Raw data: Begin

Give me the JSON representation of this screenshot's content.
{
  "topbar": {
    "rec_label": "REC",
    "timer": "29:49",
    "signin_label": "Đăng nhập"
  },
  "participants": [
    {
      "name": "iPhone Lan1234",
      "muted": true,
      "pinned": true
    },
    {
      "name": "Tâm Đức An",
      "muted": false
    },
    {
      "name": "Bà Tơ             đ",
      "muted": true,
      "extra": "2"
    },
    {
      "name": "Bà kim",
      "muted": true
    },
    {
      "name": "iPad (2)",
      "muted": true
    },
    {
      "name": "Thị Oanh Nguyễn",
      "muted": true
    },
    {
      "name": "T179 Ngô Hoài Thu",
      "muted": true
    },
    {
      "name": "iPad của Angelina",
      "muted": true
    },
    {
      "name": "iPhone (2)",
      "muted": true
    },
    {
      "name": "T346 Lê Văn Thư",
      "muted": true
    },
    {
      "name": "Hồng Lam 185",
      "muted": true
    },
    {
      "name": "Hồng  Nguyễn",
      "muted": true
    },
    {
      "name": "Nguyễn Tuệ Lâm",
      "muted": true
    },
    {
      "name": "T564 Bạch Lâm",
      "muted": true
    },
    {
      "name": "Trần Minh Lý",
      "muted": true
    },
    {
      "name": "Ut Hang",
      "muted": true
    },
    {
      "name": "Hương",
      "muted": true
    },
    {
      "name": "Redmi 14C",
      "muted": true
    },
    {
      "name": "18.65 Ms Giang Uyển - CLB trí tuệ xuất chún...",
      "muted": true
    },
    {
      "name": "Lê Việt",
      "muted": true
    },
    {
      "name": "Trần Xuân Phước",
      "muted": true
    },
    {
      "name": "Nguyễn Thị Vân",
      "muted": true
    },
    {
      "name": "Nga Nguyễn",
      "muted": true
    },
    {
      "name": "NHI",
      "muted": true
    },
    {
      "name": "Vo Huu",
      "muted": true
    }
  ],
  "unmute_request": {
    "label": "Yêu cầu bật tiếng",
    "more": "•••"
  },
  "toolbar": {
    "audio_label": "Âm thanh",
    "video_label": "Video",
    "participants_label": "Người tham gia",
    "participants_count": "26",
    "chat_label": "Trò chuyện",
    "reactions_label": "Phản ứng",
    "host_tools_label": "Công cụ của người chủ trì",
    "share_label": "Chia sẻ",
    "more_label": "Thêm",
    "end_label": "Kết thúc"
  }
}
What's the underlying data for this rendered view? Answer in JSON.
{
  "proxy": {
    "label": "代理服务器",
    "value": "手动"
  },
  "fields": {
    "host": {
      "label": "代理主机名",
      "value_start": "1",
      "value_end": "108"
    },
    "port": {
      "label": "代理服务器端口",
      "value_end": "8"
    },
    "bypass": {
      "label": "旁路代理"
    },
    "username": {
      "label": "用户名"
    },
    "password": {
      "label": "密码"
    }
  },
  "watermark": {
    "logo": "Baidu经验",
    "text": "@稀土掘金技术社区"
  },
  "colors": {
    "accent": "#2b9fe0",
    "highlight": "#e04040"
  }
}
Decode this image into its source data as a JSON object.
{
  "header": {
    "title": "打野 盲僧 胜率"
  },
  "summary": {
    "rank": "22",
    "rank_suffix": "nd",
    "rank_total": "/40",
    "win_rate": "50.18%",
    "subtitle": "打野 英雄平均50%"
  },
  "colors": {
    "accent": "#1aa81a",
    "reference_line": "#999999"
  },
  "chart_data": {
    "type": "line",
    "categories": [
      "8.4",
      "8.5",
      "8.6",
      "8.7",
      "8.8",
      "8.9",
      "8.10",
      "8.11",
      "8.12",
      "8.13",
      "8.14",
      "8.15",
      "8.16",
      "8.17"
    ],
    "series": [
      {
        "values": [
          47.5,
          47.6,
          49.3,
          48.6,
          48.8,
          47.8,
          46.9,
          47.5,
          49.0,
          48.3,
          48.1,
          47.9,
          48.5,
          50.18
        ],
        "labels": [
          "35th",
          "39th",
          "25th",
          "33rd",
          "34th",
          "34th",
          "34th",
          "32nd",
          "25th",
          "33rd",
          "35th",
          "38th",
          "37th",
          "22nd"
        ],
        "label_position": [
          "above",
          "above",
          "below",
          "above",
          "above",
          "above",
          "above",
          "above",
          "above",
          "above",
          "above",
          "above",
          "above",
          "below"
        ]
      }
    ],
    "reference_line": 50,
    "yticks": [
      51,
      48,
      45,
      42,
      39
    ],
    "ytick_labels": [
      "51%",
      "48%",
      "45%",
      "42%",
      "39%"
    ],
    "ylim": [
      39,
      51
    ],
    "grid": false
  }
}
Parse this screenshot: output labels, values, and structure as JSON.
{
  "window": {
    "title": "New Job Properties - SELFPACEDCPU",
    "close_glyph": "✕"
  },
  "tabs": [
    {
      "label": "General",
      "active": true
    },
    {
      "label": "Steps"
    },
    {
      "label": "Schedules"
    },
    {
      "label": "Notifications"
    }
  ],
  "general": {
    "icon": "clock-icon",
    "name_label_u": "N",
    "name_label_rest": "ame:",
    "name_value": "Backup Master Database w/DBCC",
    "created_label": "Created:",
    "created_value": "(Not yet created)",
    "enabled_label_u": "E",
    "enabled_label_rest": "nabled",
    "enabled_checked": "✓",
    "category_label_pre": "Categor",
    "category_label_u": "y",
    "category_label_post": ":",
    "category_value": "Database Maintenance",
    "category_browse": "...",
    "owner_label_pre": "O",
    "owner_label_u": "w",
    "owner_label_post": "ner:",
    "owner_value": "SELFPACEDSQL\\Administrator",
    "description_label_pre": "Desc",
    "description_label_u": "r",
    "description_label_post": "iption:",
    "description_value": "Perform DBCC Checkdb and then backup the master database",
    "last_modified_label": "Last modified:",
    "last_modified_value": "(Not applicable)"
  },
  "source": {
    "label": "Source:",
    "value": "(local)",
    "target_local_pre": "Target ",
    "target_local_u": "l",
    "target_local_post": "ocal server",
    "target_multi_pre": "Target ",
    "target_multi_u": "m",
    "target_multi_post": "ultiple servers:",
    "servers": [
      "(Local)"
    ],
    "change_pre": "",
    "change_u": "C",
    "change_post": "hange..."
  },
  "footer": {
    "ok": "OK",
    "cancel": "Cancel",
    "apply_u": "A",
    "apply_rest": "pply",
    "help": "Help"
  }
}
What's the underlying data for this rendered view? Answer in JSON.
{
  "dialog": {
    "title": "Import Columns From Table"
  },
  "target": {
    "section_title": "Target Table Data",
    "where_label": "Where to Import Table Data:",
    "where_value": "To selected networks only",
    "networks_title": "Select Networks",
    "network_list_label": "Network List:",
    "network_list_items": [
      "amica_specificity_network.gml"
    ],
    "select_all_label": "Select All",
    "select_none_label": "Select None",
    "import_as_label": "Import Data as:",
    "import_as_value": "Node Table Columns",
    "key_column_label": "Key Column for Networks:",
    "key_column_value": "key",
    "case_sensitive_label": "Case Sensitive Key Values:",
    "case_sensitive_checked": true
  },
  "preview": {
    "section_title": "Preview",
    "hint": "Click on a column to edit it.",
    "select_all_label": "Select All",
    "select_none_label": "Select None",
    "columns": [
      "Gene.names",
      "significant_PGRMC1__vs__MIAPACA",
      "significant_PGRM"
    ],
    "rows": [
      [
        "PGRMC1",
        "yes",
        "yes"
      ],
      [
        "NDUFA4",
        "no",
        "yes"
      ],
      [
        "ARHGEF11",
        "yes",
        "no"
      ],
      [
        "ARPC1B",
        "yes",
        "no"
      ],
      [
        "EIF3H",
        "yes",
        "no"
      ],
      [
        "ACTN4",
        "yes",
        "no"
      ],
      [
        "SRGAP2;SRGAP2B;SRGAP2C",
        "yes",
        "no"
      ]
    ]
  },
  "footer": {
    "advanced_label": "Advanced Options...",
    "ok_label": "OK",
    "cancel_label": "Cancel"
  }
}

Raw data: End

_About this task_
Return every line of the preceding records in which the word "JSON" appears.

_Solution to this exercise_
Give me the JSON representation of this screenshot's content.
What's the underlying data for this rendered view? Answer in JSON.
Decode this image into its source data as a JSON object.
Parse this screenshot: output labels, values, and structure as JSON.
What's the underlying data for this rendered view? Answer in JSON.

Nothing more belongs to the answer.